Or – “The Leader Of The Pack…Â And Now He’s Gone.”
When the other celestial cities debuted a couple of years ago in Iron Fist, I doubted that their champions could really hold a candle to the might of the Iron Fist.Â I figured that we’d see the brief Mortal Kombat competition end with Danny Rand’s ascendence and that would be it.Â I was pleasantly surprised by the brilliance of Fat Cobra, and each issue of this series has been interesting to varying degrees.Â So, how does Dog Brother #1 size up?
Previously, on Immortal Weapons:Â When Iron Fist lost the tournament of the Cities of Heaven, it seemed that all was lost.Â Thankfully, he was able to rally the other Immortal Weapons behind him to save the day, and returned to Earth with them at his side.Â Fat Cobra, Dog Brother #1, The Prince of Orphans, The Bride of Nine Spiders and The Tiger’s Beautiful Daughter accompanied Danny Rand on his trip to the lost EIGHTH city, a land that turned out to be pretty much hell (in a literal, not merely metaphorical sense.)Â Iron Fist and his compatriots had to work together in order to escape from the city, all the while enduring torture, repeated beatings and general unpleasantness.Â So far we’ve seen the story of Fat Cobra (a fascinating run through the history of the Marvel Universe, featuring Elvis, opera singing, and 400 pound babies, all delivered with a palpable sense of tragedy) and that of the Bride of Nine Spiders (a creepy tale featuring Otter Disaster’s worst nightmare, a spider as huge as a platter…)Â Now, we turn our attentions to the enigmatic Dog Brother #1 and his pack.Â How does one become a war dog, anyway?
Our story begins in Hong Kong in the mid-1800’s, with two young street urchins, orphaned by the Opium Wars.Â The elder boy keeps his younger companion going with a combination of theivery, stealth, and tales of the legendary Dog Brother #1.Â “He fights for the weakest among us,” goes the story, “for the abandoned, the lost and the forgotten…”Â The two lads endure the cruelty of fate, beatings from gangs, abuse from the police, and scorn from the merchants that they’re forced to pilfer from to survive.Â Though it all, it’s the stories of Dog Brother that keep young Sidai from falling completely into despair.Â Soon enough, though, they fall in with a bad crowd, being pulled in by opium smugglers to serve as mules for their drugs, pulled into a vicious circle.Â The smugglers provide food, but the more they eat, the slower they are.Â The slower they are, the more likely they’ll be caught and possibly killed.Â But, if they fatte up, they carry more, allowing them to get more food.Â Thoughout it all, the stories of Dog Brother keep them centered and help them survive…Â This whole sequence is awesome, and the art by Tim Green captures the mood of the period perfectly.

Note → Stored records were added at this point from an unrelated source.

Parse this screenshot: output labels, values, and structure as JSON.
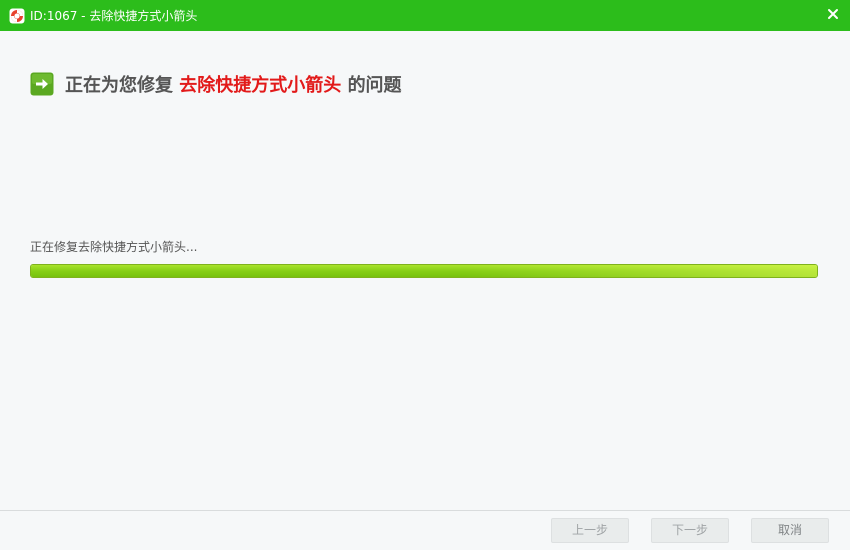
{
  "window": {
    "title": "ID:1067 - 去除快捷方式小箭头",
    "titlebar_color": "#2cbd1b",
    "app_icon": "lifebuoy-icon",
    "close_icon": "close-icon"
  },
  "heading": {
    "icon": "arrow-right-icon",
    "prefix": "正在为您修复",
    "highlight": "去除快捷方式小箭头",
    "suffix": "的问题",
    "highlight_color": "#e21a1a"
  },
  "progress": {
    "status_text": "正在修复去除快捷方式小箭头...",
    "fraction": 1.0,
    "bar_color": "#86cf16"
  },
  "buttons": {
    "prev_label": "上一步",
    "next_label": "下一步",
    "cancel_label": "取消"
  }
}
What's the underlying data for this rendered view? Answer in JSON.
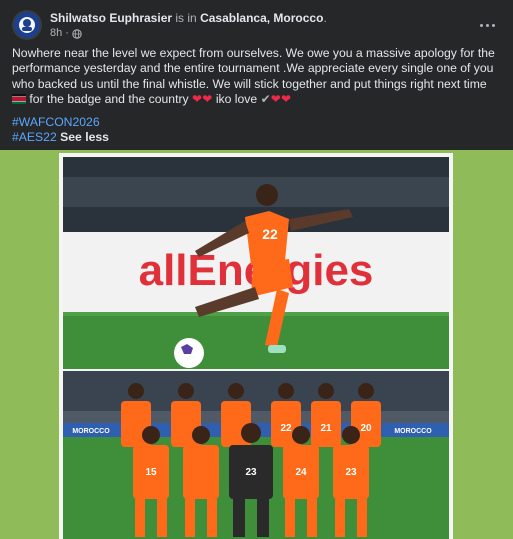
{
  "post": {
    "author": "Shilwatso Euphrasier",
    "verb": " is in ",
    "location": "Casablanca, Morocco",
    "period": ".",
    "time": "8h",
    "text_main": "Nowhere near the level we expect from ourselves. We owe you a massive apology for the performance yesterday and the entire tournament .We appreciate every single one of you who backed us until the final whistle. We will stick together and put things right next time",
    "text_tail_1": " for the badge and the country ",
    "text_tail_2": " iko love ",
    "hashtag_1": "#WAFCON2026",
    "hashtag_2": "#AES22",
    "see_less": "See less"
  },
  "photo1": {
    "ad_board": "allEnergies",
    "jersey_number": "22"
  },
  "photo2": {
    "ad_left": "MOROCCO",
    "ad_right": "MOROCCO",
    "back_numbers": [
      "",
      "",
      "",
      "22",
      "21",
      "20"
    ],
    "front_numbers": [
      "15",
      "",
      "23",
      "24",
      "23"
    ]
  },
  "colors": {
    "background": "#252728",
    "link": "#5aa7ff",
    "heart": "#f02849",
    "media_bg": "#8fbb59",
    "jersey": "#ff6a1a"
  },
  "icons": [
    "globe-icon",
    "more-options-icon",
    "kenya-flag-icon",
    "heart-icon",
    "check-icon"
  ]
}
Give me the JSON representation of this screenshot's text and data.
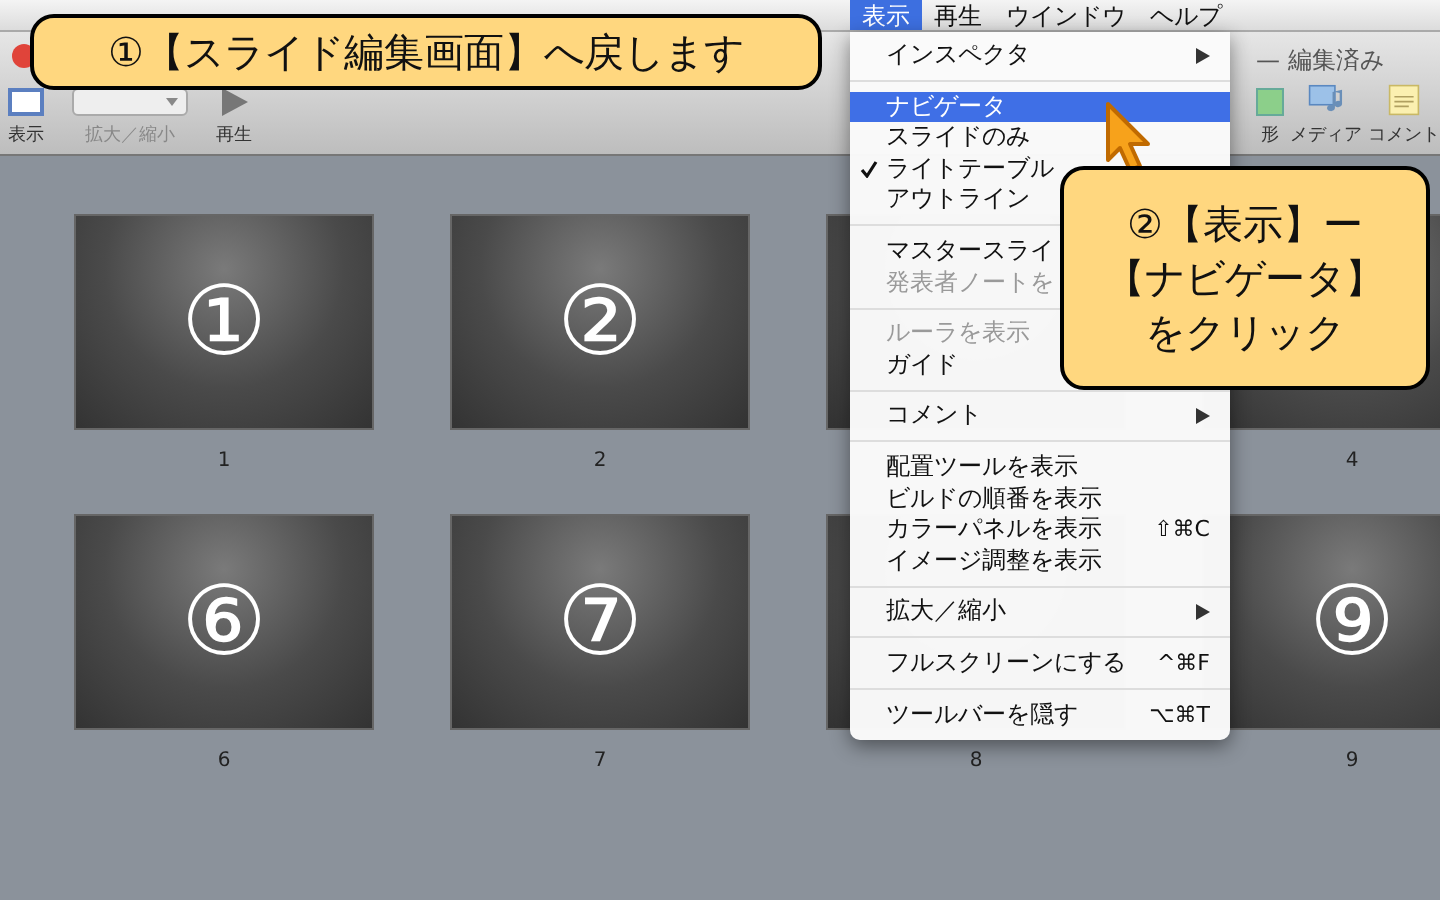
{
  "menu_bar": [
    {
      "label": "表示",
      "selected": true
    },
    {
      "label": "再生",
      "selected": false
    },
    {
      "label": "ウインドウ",
      "selected": false
    },
    {
      "label": "ヘルプ",
      "selected": false
    }
  ],
  "window": {
    "title": "— 編集済み"
  },
  "toolbar": {
    "left": [
      {
        "kind": "view",
        "label": "表示"
      },
      {
        "kind": "zoom",
        "label": "拡大／縮小"
      },
      {
        "kind": "play",
        "label": "再生"
      }
    ],
    "right": [
      {
        "kind": "shape",
        "label": "形"
      },
      {
        "kind": "media",
        "label": "メディア"
      },
      {
        "kind": "comment",
        "label": "コメント"
      }
    ]
  },
  "slides": [
    {
      "kind": "slide",
      "label": "1",
      "glyph": "①"
    },
    {
      "kind": "slide",
      "label": "2",
      "glyph": "②"
    },
    {
      "kind": "covered"
    },
    {
      "kind": "slide",
      "label": "4"
    },
    {
      "kind": "slide",
      "label": "6",
      "glyph": "⑥"
    },
    {
      "kind": "slide",
      "label": "7",
      "glyph": "⑦"
    },
    {
      "kind": "slide",
      "label": "8"
    },
    {
      "kind": "slide",
      "label": "9",
      "glyph": "⑨"
    }
  ],
  "menu": [
    {
      "kind": "item",
      "label": "インスペクタ",
      "submenu": true,
      "selected": false,
      "checked": false,
      "disabled": false
    },
    {
      "kind": "separator"
    },
    {
      "kind": "item",
      "label": "ナビゲータ",
      "submenu": false,
      "selected": true,
      "checked": false,
      "disabled": false
    },
    {
      "kind": "item",
      "label": "スライドのみ",
      "submenu": false,
      "selected": false,
      "checked": false,
      "disabled": false
    },
    {
      "kind": "item",
      "label": "ライトテーブル",
      "submenu": false,
      "selected": false,
      "checked": true,
      "disabled": false
    },
    {
      "kind": "item",
      "label": "アウトライン",
      "selected": false,
      "checked": false,
      "disabled": false
    },
    {
      "kind": "separator"
    },
    {
      "kind": "item",
      "label": "マスタースライ",
      "selected": false,
      "checked": false,
      "disabled": false
    },
    {
      "kind": "item",
      "label": "発表者ノートを",
      "submenu": false,
      "selected": false,
      "checked": false,
      "disabled": true
    },
    {
      "kind": "separator"
    },
    {
      "kind": "item",
      "label": "ルーラを表示",
      "submenu": false,
      "selected": false,
      "checked": false,
      "disabled": true
    },
    {
      "kind": "item",
      "label": "ガイド",
      "selected": false,
      "checked": false,
      "disabled": false
    },
    {
      "kind": "separator"
    },
    {
      "kind": "item",
      "label": "コメント",
      "submenu": true,
      "selected": false,
      "checked": false,
      "disabled": false
    },
    {
      "kind": "separator"
    },
    {
      "kind": "item",
      "label": "配置ツールを表示",
      "submenu": false,
      "selected": false,
      "checked": false,
      "disabled": false
    },
    {
      "kind": "item",
      "label": "ビルドの順番を表示",
      "submenu": false,
      "selected": false,
      "checked": false,
      "disabled": false
    },
    {
      "kind": "item",
      "label": "カラーパネルを表示",
      "shortcut": "⇧⌘C",
      "submenu": false,
      "selected": false,
      "checked": false,
      "disabled": false
    },
    {
      "kind": "item",
      "label": "イメージ調整を表示",
      "submenu": false,
      "selected": false,
      "checked": false,
      "disabled": false
    },
    {
      "kind": "separator"
    },
    {
      "kind": "item",
      "label": "拡大／縮小",
      "submenu": true,
      "selected": false,
      "checked": false,
      "disabled": false
    },
    {
      "kind": "separator"
    },
    {
      "kind": "item",
      "label": "フルスクリーンにする",
      "shortcut": "^⌘F",
      "submenu": false,
      "selected": false,
      "checked": false,
      "disabled": false
    },
    {
      "kind": "separator"
    },
    {
      "kind": "item",
      "label": "ツールバーを隠す",
      "shortcut": "⌥⌘T",
      "submenu": false,
      "selected": false,
      "checked": false,
      "disabled": false
    }
  ],
  "callouts": [
    {
      "lines": [
        "①【スライド編集画面】へ戻します"
      ]
    },
    {
      "lines": [
        "②【表示】ー",
        "【ナビゲータ】",
        "をクリック"
      ]
    }
  ]
}
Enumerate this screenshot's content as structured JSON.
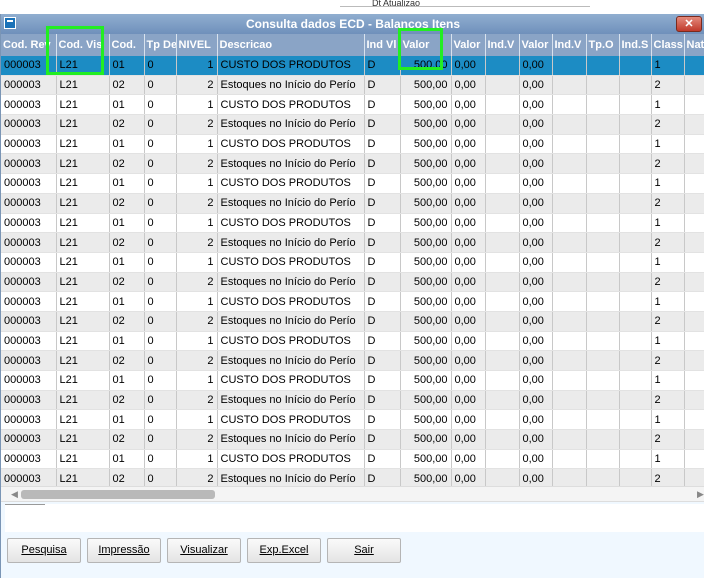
{
  "background_window": {
    "label": "Dt Atualizao"
  },
  "window": {
    "title": "Consulta dados ECD - Balanços Itens",
    "close_label": "✕"
  },
  "columns": [
    "Cod. Rev",
    "Cod. Vis",
    "Cod.",
    "Tp De",
    "NIVEL",
    "Descricao",
    "Ind Vl",
    "Valor",
    "Valor",
    "Ind.V",
    "Valor",
    "Ind.V",
    "Tp.O",
    "Ind.S",
    "Class",
    "Nat"
  ],
  "rows": [
    [
      "000003",
      "L21",
      "01",
      "0",
      "1",
      "CUSTO DOS PRODUTOS",
      "D",
      "500,00",
      "0,00",
      "",
      "0,00",
      "",
      "",
      "",
      "1",
      ""
    ],
    [
      "000003",
      "L21",
      "02",
      "0",
      "2",
      "Estoques no Início do Perío",
      "D",
      "500,00",
      "0,00",
      "",
      "0,00",
      "",
      "",
      "",
      "2",
      ""
    ],
    [
      "000003",
      "L21",
      "01",
      "0",
      "1",
      "CUSTO DOS PRODUTOS",
      "D",
      "500,00",
      "0,00",
      "",
      "0,00",
      "",
      "",
      "",
      "1",
      ""
    ],
    [
      "000003",
      "L21",
      "02",
      "0",
      "2",
      "Estoques no Início do Perío",
      "D",
      "500,00",
      "0,00",
      "",
      "0,00",
      "",
      "",
      "",
      "2",
      ""
    ],
    [
      "000003",
      "L21",
      "01",
      "0",
      "1",
      "CUSTO DOS PRODUTOS",
      "D",
      "500,00",
      "0,00",
      "",
      "0,00",
      "",
      "",
      "",
      "1",
      ""
    ],
    [
      "000003",
      "L21",
      "02",
      "0",
      "2",
      "Estoques no Início do Perío",
      "D",
      "500,00",
      "0,00",
      "",
      "0,00",
      "",
      "",
      "",
      "2",
      ""
    ],
    [
      "000003",
      "L21",
      "01",
      "0",
      "1",
      "CUSTO DOS PRODUTOS",
      "D",
      "500,00",
      "0,00",
      "",
      "0,00",
      "",
      "",
      "",
      "1",
      ""
    ],
    [
      "000003",
      "L21",
      "02",
      "0",
      "2",
      "Estoques no Início do Perío",
      "D",
      "500,00",
      "0,00",
      "",
      "0,00",
      "",
      "",
      "",
      "2",
      ""
    ],
    [
      "000003",
      "L21",
      "01",
      "0",
      "1",
      "CUSTO DOS PRODUTOS",
      "D",
      "500,00",
      "0,00",
      "",
      "0,00",
      "",
      "",
      "",
      "1",
      ""
    ],
    [
      "000003",
      "L21",
      "02",
      "0",
      "2",
      "Estoques no Início do Perío",
      "D",
      "500,00",
      "0,00",
      "",
      "0,00",
      "",
      "",
      "",
      "2",
      ""
    ],
    [
      "000003",
      "L21",
      "01",
      "0",
      "1",
      "CUSTO DOS PRODUTOS",
      "D",
      "500,00",
      "0,00",
      "",
      "0,00",
      "",
      "",
      "",
      "1",
      ""
    ],
    [
      "000003",
      "L21",
      "02",
      "0",
      "2",
      "Estoques no Início do Perío",
      "D",
      "500,00",
      "0,00",
      "",
      "0,00",
      "",
      "",
      "",
      "2",
      ""
    ],
    [
      "000003",
      "L21",
      "01",
      "0",
      "1",
      "CUSTO DOS PRODUTOS",
      "D",
      "500,00",
      "0,00",
      "",
      "0,00",
      "",
      "",
      "",
      "1",
      ""
    ],
    [
      "000003",
      "L21",
      "02",
      "0",
      "2",
      "Estoques no Início do Perío",
      "D",
      "500,00",
      "0,00",
      "",
      "0,00",
      "",
      "",
      "",
      "2",
      ""
    ],
    [
      "000003",
      "L21",
      "01",
      "0",
      "1",
      "CUSTO DOS PRODUTOS",
      "D",
      "500,00",
      "0,00",
      "",
      "0,00",
      "",
      "",
      "",
      "1",
      ""
    ],
    [
      "000003",
      "L21",
      "02",
      "0",
      "2",
      "Estoques no Início do Perío",
      "D",
      "500,00",
      "0,00",
      "",
      "0,00",
      "",
      "",
      "",
      "2",
      ""
    ],
    [
      "000003",
      "L21",
      "01",
      "0",
      "1",
      "CUSTO DOS PRODUTOS",
      "D",
      "500,00",
      "0,00",
      "",
      "0,00",
      "",
      "",
      "",
      "1",
      ""
    ],
    [
      "000003",
      "L21",
      "02",
      "0",
      "2",
      "Estoques no Início do Perío",
      "D",
      "500,00",
      "0,00",
      "",
      "0,00",
      "",
      "",
      "",
      "2",
      ""
    ],
    [
      "000003",
      "L21",
      "01",
      "0",
      "1",
      "CUSTO DOS PRODUTOS",
      "D",
      "500,00",
      "0,00",
      "",
      "0,00",
      "",
      "",
      "",
      "1",
      ""
    ],
    [
      "000003",
      "L21",
      "02",
      "0",
      "2",
      "Estoques no Início do Perío",
      "D",
      "500,00",
      "0,00",
      "",
      "0,00",
      "",
      "",
      "",
      "2",
      ""
    ],
    [
      "000003",
      "L21",
      "01",
      "0",
      "1",
      "CUSTO DOS PRODUTOS",
      "D",
      "500,00",
      "0,00",
      "",
      "0,00",
      "",
      "",
      "",
      "1",
      ""
    ],
    [
      "000003",
      "L21",
      "02",
      "0",
      "2",
      "Estoques no Início do Perío",
      "D",
      "500,00",
      "0,00",
      "",
      "0,00",
      "",
      "",
      "",
      "2",
      ""
    ]
  ],
  "selected_row": 0,
  "buttons": {
    "pesquisa": "Pesquisa",
    "impressao": "Impressão",
    "visualizar": "Visualizar",
    "exp_excel": "Exp.Excel",
    "sair": "Sair"
  },
  "colors": {
    "title_bar": "#7e9dc6",
    "header": "#8aa4c6",
    "selected_row": "#1c8cc4",
    "highlight_box": "#22ee22"
  }
}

Things turn ugly when they’re ordered to smuggle kegs of gunpowder, which leads to an explosion, and to Sidai breaking a leg.Â The cycle becomes darker, as he begins smoking opium for his pain, and the injury causes them to slow just enough to get caught.Â Sihing saves his younger partner by knifing a cop, and both boys earn a beating from their masters.Â When Sihing tries to keep his friend alive with a Dog Brother story, Sidai forsakes the Immortal Weapon, and the strongest of the drug runners snorts ath their story.Â “Take a good look,” he sneers.Â “I’m what you become when he never shows.”Â That moment literally took my breath away…Â Sidai is killed, and Sihing snaps, using all he knows about Dog Brother’s fighting style to take down his tormentor.Â They are prepared to kill him when the real Dog Brother swoops in and slashes them to bits.Â When asked why he’s doing it, what he wants, Dog Brother #1 replies, “I want that dead boy to be alive.”Â The Immortal Weapon takes the boy with him to his ship, and they discuss how the mantle of Dog Brother #1 is passed.Â Sihing understands, taking the sword and beheading his predecessor before sailing off to become the new Immortal Weapon.
There’s also an Iron Fist backup, but this chapter is pretty much forgettable, with some truly bizarre art and a short fight sequence, but the real treasure comes in the main feature.Â There’s such power and pathos in every moment of the story, two boys fighting against poverty and starvation with only the thought of their hero to sustain them.Â Rick Spears’ script is wonderfully handled, and the art is note-perfect throughout, especially the reveal that the actual Dog Brother #1 is pretty much another scrawny war dog under his armor.Â I really like this issue, as much because of the setting and tone as the characters, tying into a portion of history that you seldom see in comic books in a highly creative manner.Â The Immortal Iron Fist relaunch has been an amazing success creatively, and issues like this remind us of exactly why.Â Immortal Weapons #3 earns 4.5 out of 5 stars, only losing points for the strangeness of the Iron Fist episodes’ art.Â It’s everything you didn’t realize you wanted a comic to be…